* DIRECTIONS: Your answer should consist of every line from the records that holds the string "people".

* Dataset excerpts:
>>>
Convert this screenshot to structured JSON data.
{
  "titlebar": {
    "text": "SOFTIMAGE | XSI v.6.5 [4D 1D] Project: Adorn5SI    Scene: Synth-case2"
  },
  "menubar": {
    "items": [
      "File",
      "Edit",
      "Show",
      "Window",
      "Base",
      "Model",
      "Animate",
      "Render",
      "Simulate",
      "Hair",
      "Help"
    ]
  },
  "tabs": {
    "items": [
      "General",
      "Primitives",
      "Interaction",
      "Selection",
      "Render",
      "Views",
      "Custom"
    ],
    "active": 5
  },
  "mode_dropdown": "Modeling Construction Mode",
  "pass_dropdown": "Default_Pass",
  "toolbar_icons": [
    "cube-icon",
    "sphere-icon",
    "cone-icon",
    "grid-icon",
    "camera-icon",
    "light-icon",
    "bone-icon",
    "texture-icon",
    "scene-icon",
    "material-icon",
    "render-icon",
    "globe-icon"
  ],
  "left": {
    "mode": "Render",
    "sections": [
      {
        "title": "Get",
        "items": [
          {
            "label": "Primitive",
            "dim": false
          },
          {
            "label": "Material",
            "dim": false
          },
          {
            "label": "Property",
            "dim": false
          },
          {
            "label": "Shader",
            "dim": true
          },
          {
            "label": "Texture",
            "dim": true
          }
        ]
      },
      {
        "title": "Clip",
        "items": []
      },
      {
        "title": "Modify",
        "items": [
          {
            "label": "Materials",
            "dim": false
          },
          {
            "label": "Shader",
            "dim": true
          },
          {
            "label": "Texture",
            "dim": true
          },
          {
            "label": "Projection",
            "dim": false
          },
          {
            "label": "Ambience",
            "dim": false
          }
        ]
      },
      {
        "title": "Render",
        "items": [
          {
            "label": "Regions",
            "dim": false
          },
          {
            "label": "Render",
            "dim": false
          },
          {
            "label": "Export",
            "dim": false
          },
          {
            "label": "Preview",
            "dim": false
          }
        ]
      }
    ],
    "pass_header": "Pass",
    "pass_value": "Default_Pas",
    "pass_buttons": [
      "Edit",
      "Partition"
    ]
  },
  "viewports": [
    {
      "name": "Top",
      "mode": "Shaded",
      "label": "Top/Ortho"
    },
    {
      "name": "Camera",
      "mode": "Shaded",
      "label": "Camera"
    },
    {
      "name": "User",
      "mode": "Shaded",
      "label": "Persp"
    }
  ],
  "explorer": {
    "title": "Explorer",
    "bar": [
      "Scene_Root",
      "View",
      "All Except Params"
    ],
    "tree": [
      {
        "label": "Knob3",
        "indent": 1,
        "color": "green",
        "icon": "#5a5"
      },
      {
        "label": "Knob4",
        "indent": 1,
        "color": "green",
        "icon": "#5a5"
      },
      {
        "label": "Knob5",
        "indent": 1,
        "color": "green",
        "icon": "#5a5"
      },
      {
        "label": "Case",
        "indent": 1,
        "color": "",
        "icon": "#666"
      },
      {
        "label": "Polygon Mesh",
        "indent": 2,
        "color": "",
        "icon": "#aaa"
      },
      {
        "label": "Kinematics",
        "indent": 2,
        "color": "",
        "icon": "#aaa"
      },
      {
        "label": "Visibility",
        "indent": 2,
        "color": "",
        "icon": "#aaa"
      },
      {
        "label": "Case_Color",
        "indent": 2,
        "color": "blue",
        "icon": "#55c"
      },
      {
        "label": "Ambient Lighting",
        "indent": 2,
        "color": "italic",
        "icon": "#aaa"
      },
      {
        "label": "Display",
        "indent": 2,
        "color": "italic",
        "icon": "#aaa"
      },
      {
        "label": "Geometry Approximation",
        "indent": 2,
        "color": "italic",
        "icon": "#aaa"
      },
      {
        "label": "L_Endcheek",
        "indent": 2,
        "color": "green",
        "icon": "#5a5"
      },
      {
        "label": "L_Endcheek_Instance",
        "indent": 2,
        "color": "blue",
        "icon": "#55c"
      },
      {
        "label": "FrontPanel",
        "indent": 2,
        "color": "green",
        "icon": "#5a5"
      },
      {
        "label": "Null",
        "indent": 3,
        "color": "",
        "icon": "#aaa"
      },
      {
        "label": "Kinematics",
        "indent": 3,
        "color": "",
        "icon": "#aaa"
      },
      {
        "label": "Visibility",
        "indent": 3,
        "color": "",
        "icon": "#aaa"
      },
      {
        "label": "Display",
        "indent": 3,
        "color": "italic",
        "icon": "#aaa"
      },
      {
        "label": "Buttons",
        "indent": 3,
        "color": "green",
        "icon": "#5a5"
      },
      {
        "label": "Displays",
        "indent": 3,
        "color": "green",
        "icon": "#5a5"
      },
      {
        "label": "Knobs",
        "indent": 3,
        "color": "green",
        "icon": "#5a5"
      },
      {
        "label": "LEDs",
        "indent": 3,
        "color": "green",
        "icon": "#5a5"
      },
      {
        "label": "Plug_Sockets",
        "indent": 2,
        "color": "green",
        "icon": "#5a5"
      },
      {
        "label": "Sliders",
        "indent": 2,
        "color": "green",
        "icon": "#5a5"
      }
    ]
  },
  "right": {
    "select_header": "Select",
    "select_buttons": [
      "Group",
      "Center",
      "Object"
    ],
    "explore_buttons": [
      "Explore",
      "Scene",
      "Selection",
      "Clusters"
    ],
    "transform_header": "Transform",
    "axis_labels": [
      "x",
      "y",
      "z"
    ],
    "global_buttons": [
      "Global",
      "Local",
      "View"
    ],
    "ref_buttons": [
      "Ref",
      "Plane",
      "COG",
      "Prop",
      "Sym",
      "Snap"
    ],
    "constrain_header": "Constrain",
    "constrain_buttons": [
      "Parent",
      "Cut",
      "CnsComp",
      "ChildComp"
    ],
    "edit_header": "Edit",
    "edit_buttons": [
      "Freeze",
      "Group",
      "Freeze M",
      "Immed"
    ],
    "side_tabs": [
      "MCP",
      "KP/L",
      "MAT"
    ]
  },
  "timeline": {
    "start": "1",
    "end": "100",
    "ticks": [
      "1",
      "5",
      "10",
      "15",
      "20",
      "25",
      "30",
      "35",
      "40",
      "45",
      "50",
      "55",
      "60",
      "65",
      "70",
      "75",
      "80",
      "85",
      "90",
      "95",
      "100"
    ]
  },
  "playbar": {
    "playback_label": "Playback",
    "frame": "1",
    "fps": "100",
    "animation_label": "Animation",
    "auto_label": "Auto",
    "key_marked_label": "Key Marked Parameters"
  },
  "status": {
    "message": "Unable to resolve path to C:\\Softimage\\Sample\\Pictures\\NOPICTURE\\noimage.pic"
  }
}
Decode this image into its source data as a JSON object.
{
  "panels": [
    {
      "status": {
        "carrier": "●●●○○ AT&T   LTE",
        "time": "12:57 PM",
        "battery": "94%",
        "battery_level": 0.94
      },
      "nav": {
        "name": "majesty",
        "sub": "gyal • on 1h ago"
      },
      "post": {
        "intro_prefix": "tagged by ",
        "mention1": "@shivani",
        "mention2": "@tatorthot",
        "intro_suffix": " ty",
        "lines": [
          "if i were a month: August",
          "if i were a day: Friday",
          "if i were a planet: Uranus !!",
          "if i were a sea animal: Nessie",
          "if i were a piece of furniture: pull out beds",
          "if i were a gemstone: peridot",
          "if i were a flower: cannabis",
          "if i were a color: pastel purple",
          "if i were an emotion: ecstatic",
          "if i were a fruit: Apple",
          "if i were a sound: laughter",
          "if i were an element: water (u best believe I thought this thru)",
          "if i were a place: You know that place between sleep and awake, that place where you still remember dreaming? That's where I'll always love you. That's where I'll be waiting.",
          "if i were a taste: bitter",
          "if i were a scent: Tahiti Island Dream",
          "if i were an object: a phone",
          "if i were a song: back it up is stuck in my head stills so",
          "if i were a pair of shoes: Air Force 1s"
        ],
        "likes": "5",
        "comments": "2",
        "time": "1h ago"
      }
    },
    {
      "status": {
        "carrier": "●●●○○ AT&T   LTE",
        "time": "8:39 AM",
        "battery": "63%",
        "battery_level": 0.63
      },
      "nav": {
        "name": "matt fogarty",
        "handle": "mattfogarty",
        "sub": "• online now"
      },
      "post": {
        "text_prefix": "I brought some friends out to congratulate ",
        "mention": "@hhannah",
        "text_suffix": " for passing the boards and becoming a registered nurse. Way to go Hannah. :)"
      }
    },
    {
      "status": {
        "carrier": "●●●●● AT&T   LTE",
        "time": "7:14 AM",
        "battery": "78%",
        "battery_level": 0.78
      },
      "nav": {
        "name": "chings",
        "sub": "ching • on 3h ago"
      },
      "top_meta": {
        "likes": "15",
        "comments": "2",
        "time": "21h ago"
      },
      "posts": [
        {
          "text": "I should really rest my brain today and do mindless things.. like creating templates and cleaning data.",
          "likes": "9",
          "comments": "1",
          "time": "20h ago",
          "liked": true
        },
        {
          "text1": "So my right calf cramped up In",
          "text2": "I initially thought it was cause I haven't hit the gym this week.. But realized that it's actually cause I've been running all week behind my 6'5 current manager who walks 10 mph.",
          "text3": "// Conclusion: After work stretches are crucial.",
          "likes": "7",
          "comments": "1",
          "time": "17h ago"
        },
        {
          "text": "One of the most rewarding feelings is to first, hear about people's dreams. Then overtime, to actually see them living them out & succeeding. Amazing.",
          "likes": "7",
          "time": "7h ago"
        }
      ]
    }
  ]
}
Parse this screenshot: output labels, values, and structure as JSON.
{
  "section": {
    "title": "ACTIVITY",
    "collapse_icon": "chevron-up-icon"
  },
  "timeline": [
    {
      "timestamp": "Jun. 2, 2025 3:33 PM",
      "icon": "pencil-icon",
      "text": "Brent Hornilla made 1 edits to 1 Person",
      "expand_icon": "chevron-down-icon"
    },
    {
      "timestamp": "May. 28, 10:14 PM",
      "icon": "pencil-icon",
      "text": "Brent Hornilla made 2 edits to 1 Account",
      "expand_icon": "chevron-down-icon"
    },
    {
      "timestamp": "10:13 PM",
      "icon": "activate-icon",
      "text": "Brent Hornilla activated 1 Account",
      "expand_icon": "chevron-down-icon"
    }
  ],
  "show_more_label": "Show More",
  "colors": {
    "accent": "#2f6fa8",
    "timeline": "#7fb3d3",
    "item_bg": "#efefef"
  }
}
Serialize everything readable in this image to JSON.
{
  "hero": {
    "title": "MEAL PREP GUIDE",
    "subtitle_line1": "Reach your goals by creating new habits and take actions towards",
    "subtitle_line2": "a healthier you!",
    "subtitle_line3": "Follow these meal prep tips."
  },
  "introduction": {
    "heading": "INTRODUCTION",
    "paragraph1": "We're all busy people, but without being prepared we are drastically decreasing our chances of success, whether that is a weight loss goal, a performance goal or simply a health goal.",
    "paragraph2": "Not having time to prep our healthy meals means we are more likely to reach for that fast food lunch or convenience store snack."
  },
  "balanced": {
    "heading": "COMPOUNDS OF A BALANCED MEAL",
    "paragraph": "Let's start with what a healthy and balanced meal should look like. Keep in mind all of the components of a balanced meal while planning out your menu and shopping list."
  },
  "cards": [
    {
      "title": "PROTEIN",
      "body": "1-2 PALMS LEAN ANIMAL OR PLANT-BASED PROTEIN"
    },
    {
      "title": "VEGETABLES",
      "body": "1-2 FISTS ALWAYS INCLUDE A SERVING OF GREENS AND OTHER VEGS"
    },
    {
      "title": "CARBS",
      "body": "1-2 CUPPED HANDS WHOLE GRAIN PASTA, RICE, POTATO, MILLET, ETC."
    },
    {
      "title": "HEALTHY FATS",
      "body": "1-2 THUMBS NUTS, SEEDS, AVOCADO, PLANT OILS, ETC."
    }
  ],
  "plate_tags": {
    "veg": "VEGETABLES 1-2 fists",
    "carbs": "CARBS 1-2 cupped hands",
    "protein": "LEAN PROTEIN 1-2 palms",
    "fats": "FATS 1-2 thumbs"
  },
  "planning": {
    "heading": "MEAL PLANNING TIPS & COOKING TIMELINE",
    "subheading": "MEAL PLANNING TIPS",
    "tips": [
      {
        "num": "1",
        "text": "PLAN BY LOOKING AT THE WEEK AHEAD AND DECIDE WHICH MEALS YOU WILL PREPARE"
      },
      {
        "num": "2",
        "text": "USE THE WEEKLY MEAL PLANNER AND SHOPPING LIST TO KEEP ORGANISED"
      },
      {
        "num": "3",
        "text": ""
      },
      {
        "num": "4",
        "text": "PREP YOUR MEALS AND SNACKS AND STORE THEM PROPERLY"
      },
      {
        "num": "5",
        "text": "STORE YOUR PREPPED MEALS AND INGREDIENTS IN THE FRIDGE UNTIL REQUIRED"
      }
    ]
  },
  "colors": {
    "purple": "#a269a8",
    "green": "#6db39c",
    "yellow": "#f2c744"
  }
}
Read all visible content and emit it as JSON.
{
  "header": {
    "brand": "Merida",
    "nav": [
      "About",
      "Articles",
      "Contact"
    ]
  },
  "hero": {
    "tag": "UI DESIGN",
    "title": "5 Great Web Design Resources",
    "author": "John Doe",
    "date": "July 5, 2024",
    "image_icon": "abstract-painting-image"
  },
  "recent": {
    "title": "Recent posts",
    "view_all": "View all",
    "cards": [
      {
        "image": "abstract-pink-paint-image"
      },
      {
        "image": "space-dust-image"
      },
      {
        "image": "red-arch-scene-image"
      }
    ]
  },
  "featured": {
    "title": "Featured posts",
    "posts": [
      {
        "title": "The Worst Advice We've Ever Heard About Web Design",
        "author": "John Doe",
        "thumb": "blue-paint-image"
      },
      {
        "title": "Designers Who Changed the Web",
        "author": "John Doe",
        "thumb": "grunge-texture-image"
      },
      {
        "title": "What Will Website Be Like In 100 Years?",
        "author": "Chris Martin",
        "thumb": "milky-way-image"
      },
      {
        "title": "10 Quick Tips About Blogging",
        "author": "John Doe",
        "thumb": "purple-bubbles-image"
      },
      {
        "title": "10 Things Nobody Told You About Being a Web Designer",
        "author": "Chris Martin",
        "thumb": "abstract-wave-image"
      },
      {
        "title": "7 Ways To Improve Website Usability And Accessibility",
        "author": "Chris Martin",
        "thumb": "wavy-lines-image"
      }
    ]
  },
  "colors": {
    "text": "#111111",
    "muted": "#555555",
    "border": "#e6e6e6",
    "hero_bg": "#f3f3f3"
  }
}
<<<
* RESPONSE AREA:
          "text": "One of the most rewarding feelings is to first, hear about people's dreams. Then overtime, to actually see them living them out & succeeding. Amazing.",
    "paragraph1": "We're all busy people, but without being prepared we are drastically decreasing our chances of success, whether that is a weight loss goal, a performance goal or simply a health goal.",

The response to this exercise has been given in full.